Goal of the exercise: Find all the lines in the entries below that hold the word "林尾和夫のパラダイスKyoto" and copy them.

[Component data from apps and pages]
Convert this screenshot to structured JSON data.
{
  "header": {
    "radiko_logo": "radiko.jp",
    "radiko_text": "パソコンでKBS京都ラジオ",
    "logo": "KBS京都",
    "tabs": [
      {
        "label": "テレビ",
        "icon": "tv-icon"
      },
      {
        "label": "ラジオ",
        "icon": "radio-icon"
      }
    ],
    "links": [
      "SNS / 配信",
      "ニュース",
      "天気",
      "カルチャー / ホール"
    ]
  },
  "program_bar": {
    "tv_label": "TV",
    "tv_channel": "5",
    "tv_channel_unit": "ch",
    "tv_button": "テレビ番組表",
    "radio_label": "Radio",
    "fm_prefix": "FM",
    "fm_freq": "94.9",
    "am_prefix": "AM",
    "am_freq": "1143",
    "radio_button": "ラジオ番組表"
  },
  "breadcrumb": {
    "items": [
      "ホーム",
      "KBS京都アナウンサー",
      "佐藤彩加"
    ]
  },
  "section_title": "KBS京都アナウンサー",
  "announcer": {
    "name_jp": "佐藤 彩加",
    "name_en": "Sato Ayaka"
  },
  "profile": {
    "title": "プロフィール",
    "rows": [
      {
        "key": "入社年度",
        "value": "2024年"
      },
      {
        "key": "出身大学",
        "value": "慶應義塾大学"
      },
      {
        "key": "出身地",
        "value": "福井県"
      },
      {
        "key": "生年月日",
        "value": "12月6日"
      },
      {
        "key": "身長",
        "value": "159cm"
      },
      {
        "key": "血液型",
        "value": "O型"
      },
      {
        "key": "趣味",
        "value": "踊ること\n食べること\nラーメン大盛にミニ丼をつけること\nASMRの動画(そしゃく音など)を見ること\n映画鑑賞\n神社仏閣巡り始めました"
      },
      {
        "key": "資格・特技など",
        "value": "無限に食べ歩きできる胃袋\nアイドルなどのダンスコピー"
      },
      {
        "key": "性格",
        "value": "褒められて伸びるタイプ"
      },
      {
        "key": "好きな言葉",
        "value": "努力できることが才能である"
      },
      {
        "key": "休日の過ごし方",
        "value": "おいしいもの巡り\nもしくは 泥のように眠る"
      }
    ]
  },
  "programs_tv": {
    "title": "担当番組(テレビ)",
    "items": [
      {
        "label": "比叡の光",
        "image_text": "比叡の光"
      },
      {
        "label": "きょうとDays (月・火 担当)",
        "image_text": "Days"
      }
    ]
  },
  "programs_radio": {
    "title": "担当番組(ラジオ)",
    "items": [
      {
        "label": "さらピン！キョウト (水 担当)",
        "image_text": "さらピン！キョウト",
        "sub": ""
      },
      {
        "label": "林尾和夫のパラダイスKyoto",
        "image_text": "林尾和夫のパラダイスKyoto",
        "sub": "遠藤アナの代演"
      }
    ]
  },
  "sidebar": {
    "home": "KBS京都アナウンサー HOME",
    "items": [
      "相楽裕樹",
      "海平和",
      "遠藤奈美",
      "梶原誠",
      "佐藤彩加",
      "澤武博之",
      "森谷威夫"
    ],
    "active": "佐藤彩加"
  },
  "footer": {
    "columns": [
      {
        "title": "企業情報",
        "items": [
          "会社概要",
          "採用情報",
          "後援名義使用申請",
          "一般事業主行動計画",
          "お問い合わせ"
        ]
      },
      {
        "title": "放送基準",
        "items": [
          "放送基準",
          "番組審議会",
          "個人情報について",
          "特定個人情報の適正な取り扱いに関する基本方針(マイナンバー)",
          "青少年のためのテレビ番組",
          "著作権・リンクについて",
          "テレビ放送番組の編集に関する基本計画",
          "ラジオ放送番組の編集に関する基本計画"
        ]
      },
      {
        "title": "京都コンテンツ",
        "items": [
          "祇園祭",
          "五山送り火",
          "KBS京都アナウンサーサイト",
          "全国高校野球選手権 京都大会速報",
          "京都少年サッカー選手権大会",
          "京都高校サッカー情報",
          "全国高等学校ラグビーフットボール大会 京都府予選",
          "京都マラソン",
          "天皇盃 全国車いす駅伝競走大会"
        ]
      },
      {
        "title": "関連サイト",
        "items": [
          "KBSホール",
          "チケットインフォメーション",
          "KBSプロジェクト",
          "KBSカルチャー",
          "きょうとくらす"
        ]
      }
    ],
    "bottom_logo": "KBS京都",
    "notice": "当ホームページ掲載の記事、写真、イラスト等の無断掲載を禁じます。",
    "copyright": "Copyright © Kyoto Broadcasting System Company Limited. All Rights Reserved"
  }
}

Solution:
        "label": "林尾和夫のパラダイスKyoto",
        "image_text": "林尾和夫のパラダイスKyoto",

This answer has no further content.